● Extracted records
________________
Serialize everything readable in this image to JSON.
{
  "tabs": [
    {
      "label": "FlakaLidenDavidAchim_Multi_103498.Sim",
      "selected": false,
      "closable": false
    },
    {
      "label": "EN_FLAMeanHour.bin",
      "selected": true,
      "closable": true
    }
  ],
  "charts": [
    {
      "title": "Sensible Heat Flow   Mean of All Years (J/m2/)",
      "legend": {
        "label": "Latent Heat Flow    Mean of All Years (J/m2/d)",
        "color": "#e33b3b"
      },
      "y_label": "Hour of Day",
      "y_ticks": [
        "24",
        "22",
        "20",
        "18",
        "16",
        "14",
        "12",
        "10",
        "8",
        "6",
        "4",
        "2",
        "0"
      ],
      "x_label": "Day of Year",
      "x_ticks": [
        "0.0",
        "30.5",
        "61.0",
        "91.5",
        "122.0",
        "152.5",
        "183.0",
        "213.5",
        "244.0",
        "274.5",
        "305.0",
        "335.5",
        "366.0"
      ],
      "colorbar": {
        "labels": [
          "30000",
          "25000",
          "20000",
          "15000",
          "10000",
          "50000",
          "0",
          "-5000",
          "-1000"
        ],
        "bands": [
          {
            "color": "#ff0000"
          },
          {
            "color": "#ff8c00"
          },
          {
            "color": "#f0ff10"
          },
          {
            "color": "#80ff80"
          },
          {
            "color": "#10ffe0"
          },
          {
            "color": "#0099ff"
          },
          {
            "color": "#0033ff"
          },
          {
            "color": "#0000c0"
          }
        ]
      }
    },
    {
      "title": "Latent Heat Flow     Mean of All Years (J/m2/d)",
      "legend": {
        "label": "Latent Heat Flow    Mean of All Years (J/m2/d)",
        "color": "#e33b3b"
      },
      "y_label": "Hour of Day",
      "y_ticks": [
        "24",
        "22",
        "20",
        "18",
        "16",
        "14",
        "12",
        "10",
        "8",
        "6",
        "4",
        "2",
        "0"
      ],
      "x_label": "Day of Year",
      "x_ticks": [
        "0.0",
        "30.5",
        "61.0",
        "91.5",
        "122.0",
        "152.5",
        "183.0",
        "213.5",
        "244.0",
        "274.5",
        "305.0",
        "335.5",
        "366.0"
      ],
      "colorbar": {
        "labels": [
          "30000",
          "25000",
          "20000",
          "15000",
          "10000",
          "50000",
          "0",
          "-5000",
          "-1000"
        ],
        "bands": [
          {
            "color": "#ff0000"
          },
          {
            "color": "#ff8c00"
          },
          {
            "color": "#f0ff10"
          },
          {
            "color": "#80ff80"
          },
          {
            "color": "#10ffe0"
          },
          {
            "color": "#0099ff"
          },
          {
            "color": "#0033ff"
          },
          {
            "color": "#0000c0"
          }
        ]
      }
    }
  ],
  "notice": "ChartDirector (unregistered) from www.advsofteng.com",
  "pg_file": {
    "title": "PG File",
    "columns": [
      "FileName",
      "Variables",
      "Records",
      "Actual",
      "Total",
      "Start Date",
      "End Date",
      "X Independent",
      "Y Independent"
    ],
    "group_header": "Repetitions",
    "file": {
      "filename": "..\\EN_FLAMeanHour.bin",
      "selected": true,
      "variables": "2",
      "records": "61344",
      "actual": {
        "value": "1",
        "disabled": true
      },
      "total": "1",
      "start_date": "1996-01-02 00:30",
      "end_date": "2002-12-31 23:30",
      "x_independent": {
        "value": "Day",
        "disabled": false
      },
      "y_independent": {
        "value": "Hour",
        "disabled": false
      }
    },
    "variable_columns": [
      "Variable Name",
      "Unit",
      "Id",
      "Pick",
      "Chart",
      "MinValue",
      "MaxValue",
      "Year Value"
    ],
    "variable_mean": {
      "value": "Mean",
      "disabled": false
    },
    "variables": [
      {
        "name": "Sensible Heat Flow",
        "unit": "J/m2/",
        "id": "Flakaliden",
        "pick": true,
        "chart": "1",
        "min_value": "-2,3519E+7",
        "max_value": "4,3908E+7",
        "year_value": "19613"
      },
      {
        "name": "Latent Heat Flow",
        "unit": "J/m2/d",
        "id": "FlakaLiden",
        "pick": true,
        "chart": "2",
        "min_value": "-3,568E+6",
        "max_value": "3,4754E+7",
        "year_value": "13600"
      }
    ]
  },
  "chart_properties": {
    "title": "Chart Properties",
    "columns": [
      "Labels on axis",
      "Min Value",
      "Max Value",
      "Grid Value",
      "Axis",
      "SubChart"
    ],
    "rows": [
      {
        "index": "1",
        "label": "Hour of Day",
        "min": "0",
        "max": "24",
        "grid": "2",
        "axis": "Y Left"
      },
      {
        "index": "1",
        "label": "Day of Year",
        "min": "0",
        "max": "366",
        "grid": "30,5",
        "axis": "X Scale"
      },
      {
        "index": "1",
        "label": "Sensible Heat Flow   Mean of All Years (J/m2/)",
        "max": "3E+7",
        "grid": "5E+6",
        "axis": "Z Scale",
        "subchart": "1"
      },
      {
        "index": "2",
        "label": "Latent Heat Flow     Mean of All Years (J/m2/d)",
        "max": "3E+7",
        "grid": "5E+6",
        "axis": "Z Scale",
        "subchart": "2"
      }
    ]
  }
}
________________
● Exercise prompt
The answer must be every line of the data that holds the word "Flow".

● Output
      "title": "Sensible Heat Flow   Mean of All Years (J/m2/)",
        "label": "Latent Heat Flow    Mean of All Years (J/m2/d)",
      "title": "Latent Heat Flow     Mean of All Years (J/m2/d)",
        "label": "Latent Heat Flow    Mean of All Years (J/m2/d)",
        "name": "Sensible Heat Flow",
        "name": "Latent Heat Flow",
        "label": "Sensible Heat Flow   Mean of All Years (J/m2/)",
        "label": "Latent Heat Flow     Mean of All Years (J/m2/d)",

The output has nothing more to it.